  • A couple of dodgy lenders going under doesn’t constitute a price crash. Demand for housing remains high, London’s annual growth will still be 14% by the end of this year. If everyone puts their money under their bed that will drop to 0%, in addition if people renewing mortgages can’t afford the higher 1-2% interest increase (bearing in mind the BoE will reduced rates) then we might get a 5-10% drop. That’s still pretty small bearing in mind that the past 5years have seen double figure increases year on year. The financial orgy that’s being discussed on these pages is out of proportion. Our housing market isn’t anything like the States, for starters our population density is almost ten times greater. And while in the states they were busy turning all available march land into Florida villas our building regulations have remained firm. Not only are we restricting new homes being built but also restricting conversions on current buildings. The government is keen to maintain consumer confidence and having learnt from the mistakes of the federal bank they will be sure to prop up failing lenders in the coming month.

    Reply
    Please complete the required fields.



  • “I remember selling some Krugerrands in 1987 and got £200 ish for each one, this was 20 years ago. The same money in the bank at 4.5% p.a. would have made my initial £200 worth over £500 now so I’m still not convinced about gold.”

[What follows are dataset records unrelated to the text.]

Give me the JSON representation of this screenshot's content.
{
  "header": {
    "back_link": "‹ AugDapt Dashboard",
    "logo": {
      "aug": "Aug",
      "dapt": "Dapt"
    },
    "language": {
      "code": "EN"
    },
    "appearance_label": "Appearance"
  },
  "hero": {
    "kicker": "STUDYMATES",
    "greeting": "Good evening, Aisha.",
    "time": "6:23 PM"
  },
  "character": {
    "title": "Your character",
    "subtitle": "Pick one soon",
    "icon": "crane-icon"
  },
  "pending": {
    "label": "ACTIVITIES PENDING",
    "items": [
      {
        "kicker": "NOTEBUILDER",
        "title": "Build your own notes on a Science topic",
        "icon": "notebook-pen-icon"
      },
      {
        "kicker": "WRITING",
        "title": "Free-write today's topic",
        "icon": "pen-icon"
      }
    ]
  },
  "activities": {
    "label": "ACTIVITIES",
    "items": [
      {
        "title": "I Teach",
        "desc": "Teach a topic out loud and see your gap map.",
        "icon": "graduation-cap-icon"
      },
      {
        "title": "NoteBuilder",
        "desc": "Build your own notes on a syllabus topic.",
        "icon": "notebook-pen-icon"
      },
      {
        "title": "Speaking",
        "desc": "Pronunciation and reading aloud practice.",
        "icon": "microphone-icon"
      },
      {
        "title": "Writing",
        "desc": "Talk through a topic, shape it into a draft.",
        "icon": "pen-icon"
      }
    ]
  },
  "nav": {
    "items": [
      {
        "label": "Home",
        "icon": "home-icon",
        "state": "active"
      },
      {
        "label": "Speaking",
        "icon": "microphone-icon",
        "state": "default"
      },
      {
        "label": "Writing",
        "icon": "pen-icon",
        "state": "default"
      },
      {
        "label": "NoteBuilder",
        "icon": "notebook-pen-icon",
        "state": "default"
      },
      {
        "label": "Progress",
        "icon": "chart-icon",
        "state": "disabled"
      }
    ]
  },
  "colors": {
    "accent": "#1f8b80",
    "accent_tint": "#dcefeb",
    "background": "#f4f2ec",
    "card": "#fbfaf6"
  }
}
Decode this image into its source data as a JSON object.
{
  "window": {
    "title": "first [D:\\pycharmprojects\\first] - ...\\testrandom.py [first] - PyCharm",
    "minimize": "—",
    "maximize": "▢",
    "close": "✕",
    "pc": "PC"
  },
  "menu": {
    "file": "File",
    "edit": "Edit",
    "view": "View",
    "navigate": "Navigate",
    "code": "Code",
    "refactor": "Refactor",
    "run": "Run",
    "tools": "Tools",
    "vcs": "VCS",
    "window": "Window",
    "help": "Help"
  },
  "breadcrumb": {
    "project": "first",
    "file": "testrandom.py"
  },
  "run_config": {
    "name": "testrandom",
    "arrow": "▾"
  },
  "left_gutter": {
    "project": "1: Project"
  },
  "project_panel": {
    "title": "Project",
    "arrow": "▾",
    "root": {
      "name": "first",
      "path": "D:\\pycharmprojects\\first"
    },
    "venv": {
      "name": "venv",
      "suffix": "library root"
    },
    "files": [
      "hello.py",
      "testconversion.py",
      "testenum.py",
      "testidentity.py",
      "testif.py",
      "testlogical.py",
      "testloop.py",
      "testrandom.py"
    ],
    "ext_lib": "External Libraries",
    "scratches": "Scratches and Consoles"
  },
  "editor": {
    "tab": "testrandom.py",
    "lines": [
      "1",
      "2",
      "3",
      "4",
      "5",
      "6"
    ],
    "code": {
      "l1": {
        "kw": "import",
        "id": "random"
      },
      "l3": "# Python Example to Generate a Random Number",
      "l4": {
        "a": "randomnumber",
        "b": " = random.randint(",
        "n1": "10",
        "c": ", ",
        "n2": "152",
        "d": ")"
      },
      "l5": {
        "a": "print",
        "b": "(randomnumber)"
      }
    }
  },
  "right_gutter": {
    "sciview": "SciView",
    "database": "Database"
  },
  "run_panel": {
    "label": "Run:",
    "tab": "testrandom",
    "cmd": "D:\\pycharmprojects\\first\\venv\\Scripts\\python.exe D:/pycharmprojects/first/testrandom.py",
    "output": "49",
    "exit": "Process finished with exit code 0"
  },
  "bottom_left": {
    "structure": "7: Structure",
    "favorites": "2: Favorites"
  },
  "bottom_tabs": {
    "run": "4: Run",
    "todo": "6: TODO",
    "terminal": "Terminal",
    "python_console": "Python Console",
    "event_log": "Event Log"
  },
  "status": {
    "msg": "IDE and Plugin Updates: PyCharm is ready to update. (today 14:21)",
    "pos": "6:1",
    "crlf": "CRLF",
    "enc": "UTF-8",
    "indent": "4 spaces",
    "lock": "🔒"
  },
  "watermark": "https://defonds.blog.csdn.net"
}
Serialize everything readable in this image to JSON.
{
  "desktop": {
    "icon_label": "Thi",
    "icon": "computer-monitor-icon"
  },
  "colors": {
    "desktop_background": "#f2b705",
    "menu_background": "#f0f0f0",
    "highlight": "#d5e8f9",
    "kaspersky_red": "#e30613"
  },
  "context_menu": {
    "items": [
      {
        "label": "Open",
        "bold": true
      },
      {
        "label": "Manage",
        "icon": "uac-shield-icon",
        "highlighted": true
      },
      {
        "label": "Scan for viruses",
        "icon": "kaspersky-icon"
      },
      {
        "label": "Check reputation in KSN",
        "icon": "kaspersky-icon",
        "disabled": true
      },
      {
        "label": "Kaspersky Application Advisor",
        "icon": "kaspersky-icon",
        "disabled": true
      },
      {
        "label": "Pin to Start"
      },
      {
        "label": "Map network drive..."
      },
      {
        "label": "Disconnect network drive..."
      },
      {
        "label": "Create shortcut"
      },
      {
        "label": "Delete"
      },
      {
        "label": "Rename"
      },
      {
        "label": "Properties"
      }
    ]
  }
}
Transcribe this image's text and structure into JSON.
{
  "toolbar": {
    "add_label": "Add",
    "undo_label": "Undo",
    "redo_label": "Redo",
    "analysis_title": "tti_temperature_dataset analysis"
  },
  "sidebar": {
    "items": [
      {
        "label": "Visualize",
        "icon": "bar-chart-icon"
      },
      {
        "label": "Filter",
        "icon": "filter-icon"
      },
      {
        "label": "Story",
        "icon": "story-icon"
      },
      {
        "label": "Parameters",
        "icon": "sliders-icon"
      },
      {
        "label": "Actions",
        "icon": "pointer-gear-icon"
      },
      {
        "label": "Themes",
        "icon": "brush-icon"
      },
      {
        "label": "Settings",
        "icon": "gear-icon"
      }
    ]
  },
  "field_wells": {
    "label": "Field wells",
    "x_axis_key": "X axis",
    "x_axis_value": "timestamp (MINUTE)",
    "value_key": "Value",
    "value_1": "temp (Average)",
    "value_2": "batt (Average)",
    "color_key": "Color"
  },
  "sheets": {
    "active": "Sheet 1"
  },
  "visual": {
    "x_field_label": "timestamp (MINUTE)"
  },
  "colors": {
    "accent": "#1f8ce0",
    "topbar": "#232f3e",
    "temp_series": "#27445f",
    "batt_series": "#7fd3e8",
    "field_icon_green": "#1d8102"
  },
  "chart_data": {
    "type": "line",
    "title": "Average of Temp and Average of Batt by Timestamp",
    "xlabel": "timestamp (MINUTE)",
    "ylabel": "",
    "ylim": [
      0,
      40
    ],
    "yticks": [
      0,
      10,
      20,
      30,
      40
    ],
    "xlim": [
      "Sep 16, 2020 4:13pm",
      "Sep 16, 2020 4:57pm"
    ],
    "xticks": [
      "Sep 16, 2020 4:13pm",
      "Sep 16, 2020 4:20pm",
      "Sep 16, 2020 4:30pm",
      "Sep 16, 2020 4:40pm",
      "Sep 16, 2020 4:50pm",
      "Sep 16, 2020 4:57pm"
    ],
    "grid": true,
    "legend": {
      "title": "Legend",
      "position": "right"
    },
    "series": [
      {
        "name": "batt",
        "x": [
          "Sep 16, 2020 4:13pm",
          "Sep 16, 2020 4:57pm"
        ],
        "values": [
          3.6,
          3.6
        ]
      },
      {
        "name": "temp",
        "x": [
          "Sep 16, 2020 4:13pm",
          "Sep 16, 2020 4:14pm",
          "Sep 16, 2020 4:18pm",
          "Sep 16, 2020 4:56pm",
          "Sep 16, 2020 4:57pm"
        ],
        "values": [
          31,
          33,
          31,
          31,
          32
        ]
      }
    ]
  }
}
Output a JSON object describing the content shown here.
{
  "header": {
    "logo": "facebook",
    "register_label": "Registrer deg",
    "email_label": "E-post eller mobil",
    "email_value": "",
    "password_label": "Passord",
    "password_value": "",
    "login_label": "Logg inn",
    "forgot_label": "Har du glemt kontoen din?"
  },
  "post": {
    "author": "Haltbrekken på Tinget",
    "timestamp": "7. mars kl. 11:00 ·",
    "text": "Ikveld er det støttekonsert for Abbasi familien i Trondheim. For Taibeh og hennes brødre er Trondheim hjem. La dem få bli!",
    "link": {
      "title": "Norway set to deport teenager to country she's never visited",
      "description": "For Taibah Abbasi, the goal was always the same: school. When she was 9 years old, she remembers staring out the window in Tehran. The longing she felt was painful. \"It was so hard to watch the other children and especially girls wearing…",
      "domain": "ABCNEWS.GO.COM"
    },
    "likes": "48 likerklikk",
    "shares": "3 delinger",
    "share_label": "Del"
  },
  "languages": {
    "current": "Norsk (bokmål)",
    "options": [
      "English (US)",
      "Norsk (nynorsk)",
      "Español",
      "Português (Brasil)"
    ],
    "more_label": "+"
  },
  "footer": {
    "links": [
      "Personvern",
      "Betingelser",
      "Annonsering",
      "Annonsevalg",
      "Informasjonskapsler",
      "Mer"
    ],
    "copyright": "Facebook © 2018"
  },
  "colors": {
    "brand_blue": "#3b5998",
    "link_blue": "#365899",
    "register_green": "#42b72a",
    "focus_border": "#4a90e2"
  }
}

    But with inflation your 500 pounds would be nothing compaired to what 200 pounds would have bought you twenty years ago.

    Reply
    Please complete the required fields.



  • Gold’s rise hasn’t been quite that dramatic…more like 30% in the last year.

    If you want to buy gold safely and conveniently, and have it stored for you in a vault, albeit with a 2% purchase premium (or thereabouts), google for “goldmoney”. I have about eight grand’s worth of gold and silver with those guys.

    Reply
    Please complete the required fields.



  • Lord D'arcy Pew says:

    Looks like Bradford & Bingley, Alliance & Leicester and Paragon are may need emergancy funding. http://www.thisismoney.co.uk/news/article.html?in_article_id=424388&in_page_id=2&ct=5
    If their books don’t balance expect more queues in the High Street.

    Reply
    Please complete the required fields.



  • It might be worse I suppose…..

    Reply
    Please complete the required fields.



Add a comment

  • Your email address is required so we can verify that the comment is genuine. It will not be posted anywhere on the site, will be stored confidentially by us and never given out to any third party.
  • Please note that any viewpoints published here as comments are user´s views and not the views of HousePriceCrash.co.uk.
  • Please adhere to the Guidelines

Your email address will not be published. Required fields are marked *

You may use these HTML tags and attributes:

<a href="" title=""> <abbr title=""> <acronym title=""> <b> <blockquote cite=""> <cite> <code> <del datetime=""> <em> <i> <q cite=""> <s> <strike> <strong>